MATERIALS PROVIDED Start Marker
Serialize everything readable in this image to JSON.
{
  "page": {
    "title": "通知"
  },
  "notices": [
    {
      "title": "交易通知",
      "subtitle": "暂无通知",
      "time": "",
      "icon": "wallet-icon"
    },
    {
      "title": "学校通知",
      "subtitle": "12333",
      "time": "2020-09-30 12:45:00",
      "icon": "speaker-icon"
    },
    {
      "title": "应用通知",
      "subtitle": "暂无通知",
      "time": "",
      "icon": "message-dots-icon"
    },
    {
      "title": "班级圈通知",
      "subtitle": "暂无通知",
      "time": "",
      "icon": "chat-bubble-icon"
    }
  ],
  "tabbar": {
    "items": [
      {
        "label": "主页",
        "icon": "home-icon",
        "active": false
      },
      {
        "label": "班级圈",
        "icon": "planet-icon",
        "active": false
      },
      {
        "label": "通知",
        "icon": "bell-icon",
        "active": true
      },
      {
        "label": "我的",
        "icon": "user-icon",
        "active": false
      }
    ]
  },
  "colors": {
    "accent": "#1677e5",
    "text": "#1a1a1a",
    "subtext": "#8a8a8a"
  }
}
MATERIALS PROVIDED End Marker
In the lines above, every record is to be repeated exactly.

> [ANSWER SPACE]:
Serialize everything readable in this image to JSON.
{
  "page": {
    "title": "通知"
  },
  "notices": [
    {
      "title": "交易通知",
      "subtitle": "暂无通知",
      "time": "",
      "icon": "wallet-icon"
    },
    {
      "title": "学校通知",
      "subtitle": "12333",
      "time": "2020-09-30 12:45:00",
      "icon": "speaker-icon"
    },
    {
      "title": "应用通知",
      "subtitle": "暂无通知",
      "time": "",
      "icon": "message-dots-icon"
    },
    {
      "title": "班级圈通知",
      "subtitle": "暂无通知",
      "time": "",
      "icon": "chat-bubble-icon"
    }
  ],
  "tabbar": {
    "items": [
      {
        "label": "主页",
        "icon": "home-icon",
        "active": false
      },
      {
        "label": "班级圈",
        "icon": "planet-icon",
        "active": false
      },
      {
        "label": "通知",
        "icon": "bell-icon",
        "active": true
      },
      {
        "label": "我的",
        "icon": "user-icon",
        "active": false
      }
    ]
  },
  "colors": {
    "accent": "#1677e5",
    "text": "#1a1a1a",
    "subtext": "#8a8a8a"
  }
}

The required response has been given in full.